**Task input:**

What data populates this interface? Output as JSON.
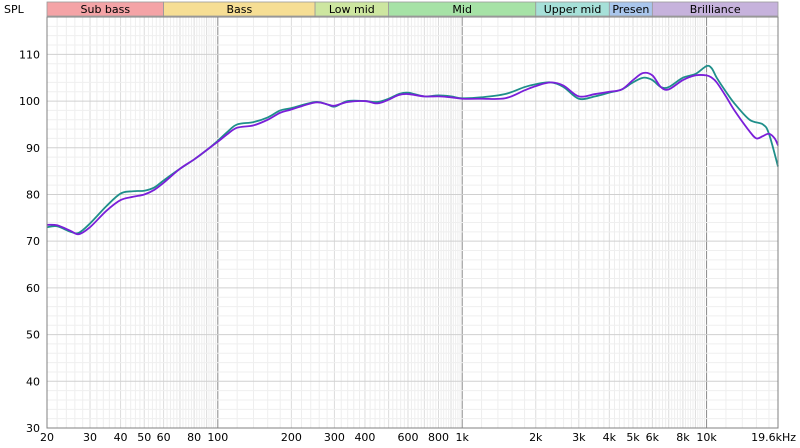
{
  "chart_data": {
    "type": "line",
    "ylabel": "SPL",
    "x_unit": "Hz",
    "x_scale": "log",
    "xlim": [
      20,
      19600
    ],
    "ylim": [
      30,
      118
    ],
    "grid": true,
    "y_ticks": [
      30,
      40,
      50,
      60,
      70,
      80,
      90,
      100,
      110
    ],
    "x_ticks": [
      {
        "v": 20,
        "label": "20"
      },
      {
        "v": 30,
        "label": "30"
      },
      {
        "v": 40,
        "label": "40"
      },
      {
        "v": 50,
        "label": "50"
      },
      {
        "v": 60,
        "label": "60"
      },
      {
        "v": 80,
        "label": "80"
      },
      {
        "v": 100,
        "label": "100"
      },
      {
        "v": 200,
        "label": "200"
      },
      {
        "v": 300,
        "label": "300"
      },
      {
        "v": 400,
        "label": "400"
      },
      {
        "v": 600,
        "label": "600"
      },
      {
        "v": 800,
        "label": "800"
      },
      {
        "v": 1000,
        "label": "1k"
      },
      {
        "v": 2000,
        "label": "2k"
      },
      {
        "v": 3000,
        "label": "3k"
      },
      {
        "v": 4000,
        "label": "4k"
      },
      {
        "v": 5000,
        "label": "5k"
      },
      {
        "v": 6000,
        "label": "6k"
      },
      {
        "v": 8000,
        "label": "8k"
      },
      {
        "v": 10000,
        "label": "10k"
      },
      {
        "v": 19600,
        "label": "19.6kHz"
      }
    ],
    "bands": [
      {
        "name": "Sub bass",
        "from": 20,
        "to": 60,
        "color": "#f4a3a6"
      },
      {
        "name": "Bass",
        "from": 60,
        "to": 250,
        "color": "#f6de94"
      },
      {
        "name": "Low mid",
        "from": 250,
        "to": 500,
        "color": "#cde6a0"
      },
      {
        "name": "Mid",
        "from": 500,
        "to": 2000,
        "color": "#a6e2a6"
      },
      {
        "name": "Upper mid",
        "from": 2000,
        "to": 4000,
        "color": "#a6e0d8"
      },
      {
        "name": "Presen",
        "from": 4000,
        "to": 6000,
        "color": "#a9c6ec"
      },
      {
        "name": "Brilliance",
        "from": 6000,
        "to": 19600,
        "color": "#c6b2dc"
      }
    ],
    "series": [
      {
        "color": "#1f8f8a",
        "points": [
          [
            20,
            73
          ],
          [
            22,
            73.2
          ],
          [
            25,
            72
          ],
          [
            27,
            71.8
          ],
          [
            30,
            73.8
          ],
          [
            35,
            77.5
          ],
          [
            40,
            80.2
          ],
          [
            45,
            80.7
          ],
          [
            50,
            80.8
          ],
          [
            55,
            81.5
          ],
          [
            60,
            83
          ],
          [
            70,
            85.5
          ],
          [
            80,
            87.5
          ],
          [
            90,
            89.5
          ],
          [
            100,
            91.5
          ],
          [
            110,
            93.5
          ],
          [
            120,
            95
          ],
          [
            140,
            95.5
          ],
          [
            160,
            96.5
          ],
          [
            180,
            98
          ],
          [
            200,
            98.5
          ],
          [
            250,
            99.8
          ],
          [
            280,
            99.3
          ],
          [
            300,
            98.8
          ],
          [
            340,
            100
          ],
          [
            400,
            100
          ],
          [
            450,
            99.8
          ],
          [
            500,
            100.5
          ],
          [
            550,
            101.5
          ],
          [
            600,
            101.8
          ],
          [
            700,
            101
          ],
          [
            800,
            101.2
          ],
          [
            900,
            101
          ],
          [
            1000,
            100.6
          ],
          [
            1200,
            100.8
          ],
          [
            1500,
            101.5
          ],
          [
            1800,
            103
          ],
          [
            2000,
            103.6
          ],
          [
            2300,
            104
          ],
          [
            2600,
            103
          ],
          [
            3000,
            100.5
          ],
          [
            3500,
            101
          ],
          [
            4000,
            101.8
          ],
          [
            4500,
            102.5
          ],
          [
            5000,
            104
          ],
          [
            5500,
            105
          ],
          [
            6000,
            104.5
          ],
          [
            6500,
            103
          ],
          [
            7000,
            103
          ],
          [
            8000,
            105
          ],
          [
            9000,
            105.8
          ],
          [
            10000,
            107.5
          ],
          [
            10500,
            107
          ],
          [
            11000,
            105
          ],
          [
            12000,
            102
          ],
          [
            13000,
            99.5
          ],
          [
            15000,
            96
          ],
          [
            17000,
            95
          ],
          [
            18000,
            93
          ],
          [
            19600,
            86
          ]
        ]
      },
      {
        "color": "#7a1fd9",
        "points": [
          [
            20,
            73.5
          ],
          [
            22,
            73.4
          ],
          [
            25,
            72.2
          ],
          [
            27,
            71.5
          ],
          [
            30,
            73
          ],
          [
            35,
            76.5
          ],
          [
            40,
            78.8
          ],
          [
            45,
            79.5
          ],
          [
            50,
            80
          ],
          [
            55,
            81
          ],
          [
            60,
            82.5
          ],
          [
            70,
            85.5
          ],
          [
            80,
            87.5
          ],
          [
            90,
            89.5
          ],
          [
            100,
            91.3
          ],
          [
            110,
            93
          ],
          [
            120,
            94.3
          ],
          [
            140,
            94.8
          ],
          [
            160,
            96
          ],
          [
            180,
            97.5
          ],
          [
            200,
            98.2
          ],
          [
            250,
            99.7
          ],
          [
            280,
            99.3
          ],
          [
            300,
            99
          ],
          [
            340,
            99.8
          ],
          [
            400,
            100
          ],
          [
            450,
            99.5
          ],
          [
            500,
            100.3
          ],
          [
            550,
            101.3
          ],
          [
            600,
            101.5
          ],
          [
            700,
            101
          ],
          [
            800,
            101
          ],
          [
            900,
            100.8
          ],
          [
            1000,
            100.5
          ],
          [
            1200,
            100.5
          ],
          [
            1500,
            100.6
          ],
          [
            1800,
            102.3
          ],
          [
            2000,
            103.2
          ],
          [
            2300,
            104
          ],
          [
            2600,
            103.3
          ],
          [
            3000,
            101
          ],
          [
            3500,
            101.5
          ],
          [
            4000,
            102
          ],
          [
            4500,
            102.5
          ],
          [
            5000,
            104.5
          ],
          [
            5500,
            106
          ],
          [
            6000,
            105.5
          ],
          [
            6500,
            103
          ],
          [
            7000,
            102.5
          ],
          [
            8000,
            104.5
          ],
          [
            9000,
            105.5
          ],
          [
            10000,
            105.5
          ],
          [
            10500,
            105
          ],
          [
            11000,
            104
          ],
          [
            12000,
            101
          ],
          [
            13000,
            98
          ],
          [
            15000,
            93.5
          ],
          [
            16000,
            92
          ],
          [
            17000,
            92.5
          ],
          [
            18000,
            93
          ],
          [
            19000,
            92
          ],
          [
            19600,
            90.5
          ]
        ]
      }
    ]
  }
}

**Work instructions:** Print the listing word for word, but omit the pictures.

**Expected answer:**
What data populates this interface? Output as JSON.
{
  "chart_data": {
    "type": "line",
    "ylabel": "SPL",
    "x_unit": "Hz",
    "x_scale": "log",
    "xlim": [
      20,
      19600
    ],
    "ylim": [
      30,
      118
    ],
    "grid": true,
    "y_ticks": [
      30,
      40,
      50,
      60,
      70,
      80,
      90,
      100,
      110
    ],
    "x_ticks": [
      {
        "v": 20,
        "label": "20"
      },
      {
        "v": 30,
        "label": "30"
      },
      {
        "v": 40,
        "label": "40"
      },
      {
        "v": 50,
        "label": "50"
      },
      {
        "v": 60,
        "label": "60"
      },
      {
        "v": 80,
        "label": "80"
      },
      {
        "v": 100,
        "label": "100"
      },
      {
        "v": 200,
        "label": "200"
      },
      {
        "v": 300,
        "label": "300"
      },
      {
        "v": 400,
        "label": "400"
      },
      {
        "v": 600,
        "label": "600"
      },
      {
        "v": 800,
        "label": "800"
      },
      {
        "v": 1000,
        "label": "1k"
      },
      {
        "v": 2000,
        "label": "2k"
      },
      {
        "v": 3000,
        "label": "3k"
      },
      {
        "v": 4000,
        "label": "4k"
      },
      {
        "v": 5000,
        "label": "5k"
      },
      {
        "v": 6000,
        "label": "6k"
      },
      {
        "v": 8000,
        "label": "8k"
      },
      {
        "v": 10000,
        "label": "10k"
      },
      {
        "v": 19600,
        "label": "19.6kHz"
      }
    ],
    "bands": [
      {
        "name": "Sub bass",
        "from": 20,
        "to": 60,
        "color": "#f4a3a6"
      },
      {
        "name": "Bass",
        "from": 60,
        "to": 250,
        "color": "#f6de94"
      },
      {
        "name": "Low mid",
        "from": 250,
        "to": 500,
        "color": "#cde6a0"
      },
      {
        "name": "Mid",
        "from": 500,
        "to": 2000,
        "color": "#a6e2a6"
      },
      {
        "name": "Upper mid",
        "from": 2000,
        "to": 4000,
        "color": "#a6e0d8"
      },
      {
        "name": "Presen",
        "from": 4000,
        "to": 6000,
        "color": "#a9c6ec"
      },
      {
        "name": "Brilliance",
        "from": 6000,
        "to": 19600,
        "color": "#c6b2dc"
      }
    ],
    "series": [
      {
        "color": "#1f8f8a",
        "points": [
          [
            20,
            73
          ],
          [
            22,
            73.2
          ],
          [
            25,
            72
          ],
          [
            27,
            71.8
          ],
          [
            30,
            73.8
          ],
          [
            35,
            77.5
          ],
          [
            40,
            80.2
          ],
          [
            45,
            80.7
          ],
          [
            50,
            80.8
          ],
          [
            55,
            81.5
          ],
          [
            60,
            83
          ],
          [
            70,
            85.5
          ],
          [
            80,
            87.5
          ],
          [
            90,
            89.5
          ],
          [
            100,
            91.5
          ],
          [
            110,
            93.5
          ],
          [
            120,
            95
          ],
          [
            140,
            95.5
          ],
          [
            160,
            96.5
          ],
          [
            180,
            98
          ],
          [
            200,
            98.5
          ],
          [
            250,
            99.8
          ],
          [
            280,
            99.3
          ],
          [
            300,
            98.8
          ],
          [
            340,
            100
          ],
          [
            400,
            100
          ],
          [
            450,
            99.8
          ],
          [
            500,
            100.5
          ],
          [
            550,
            101.5
          ],
          [
            600,
            101.8
          ],
          [
            700,
            101
          ],
          [
            800,
            101.2
          ],
          [
            900,
            101
          ],
          [
            1000,
            100.6
          ],
          [
            1200,
            100.8
          ],
          [
            1500,
            101.5
          ],
          [
            1800,
            103
          ],
          [
            2000,
            103.6
          ],
          [
            2300,
            104
          ],
          [
            2600,
            103
          ],
          [
            3000,
            100.5
          ],
          [
            3500,
            101
          ],
          [
            4000,
            101.8
          ],
          [
            4500,
            102.5
          ],
          [
            5000,
            104
          ],
          [
            5500,
            105
          ],
          [
            6000,
            104.5
          ],
          [
            6500,
            103
          ],
          [
            7000,
            103
          ],
          [
            8000,
            105
          ],
          [
            9000,
            105.8
          ],
          [
            10000,
            107.5
          ],
          [
            10500,
            107
          ],
          [
            11000,
            105
          ],
          [
            12000,
            102
          ],
          [
            13000,
            99.5
          ],
          [
            15000,
            96
          ],
          [
            17000,
            95
          ],
          [
            18000,
            93
          ],
          [
            19600,
            86
          ]
        ]
      },
      {
        "color": "#7a1fd9",
        "points": [
          [
            20,
            73.5
          ],
          [
            22,
            73.4
          ],
          [
            25,
            72.2
          ],
          [
            27,
            71.5
          ],
          [
            30,
            73
          ],
          [
            35,
            76.5
          ],
          [
            40,
            78.8
          ],
          [
            45,
            79.5
          ],
          [
            50,
            80
          ],
          [
            55,
            81
          ],
          [
            60,
            82.5
          ],
          [
            70,
            85.5
          ],
          [
            80,
            87.5
          ],
          [
            90,
            89.5
          ],
          [
            100,
            91.3
          ],
          [
            110,
            93
          ],
          [
            120,
            94.3
          ],
          [
            140,
            94.8
          ],
          [
            160,
            96
          ],
          [
            180,
            97.5
          ],
          [
            200,
            98.2
          ],
          [
            250,
            99.7
          ],
          [
            280,
            99.3
          ],
          [
            300,
            99
          ],
          [
            340,
            99.8
          ],
          [
            400,
            100
          ],
          [
            450,
            99.5
          ],
          [
            500,
            100.3
          ],
          [
            550,
            101.3
          ],
          [
            600,
            101.5
          ],
          [
            700,
            101
          ],
          [
            800,
            101
          ],
          [
            900,
            100.8
          ],
          [
            1000,
            100.5
          ],
          [
            1200,
            100.5
          ],
          [
            1500,
            100.6
          ],
          [
            1800,
            102.3
          ],
          [
            2000,
            103.2
          ],
          [
            2300,
            104
          ],
          [
            2600,
            103.3
          ],
          [
            3000,
            101
          ],
          [
            3500,
            101.5
          ],
          [
            4000,
            102
          ],
          [
            4500,
            102.5
          ],
          [
            5000,
            104.5
          ],
          [
            5500,
            106
          ],
          [
            6000,
            105.5
          ],
          [
            6500,
            103
          ],
          [
            7000,
            102.5
          ],
          [
            8000,
            104.5
          ],
          [
            9000,
            105.5
          ],
          [
            10000,
            105.5
          ],
          [
            10500,
            105
          ],
          [
            11000,
            104
          ],
          [
            12000,
            101
          ],
          [
            13000,
            98
          ],
          [
            15000,
            93.5
          ],
          [
            16000,
            92
          ],
          [
            17000,
            92.5
          ],
          [
            18000,
            93
          ],
          [
            19000,
            92
          ],
          [
            19600,
            90.5
          ]
        ]
      }
    ]
  }
}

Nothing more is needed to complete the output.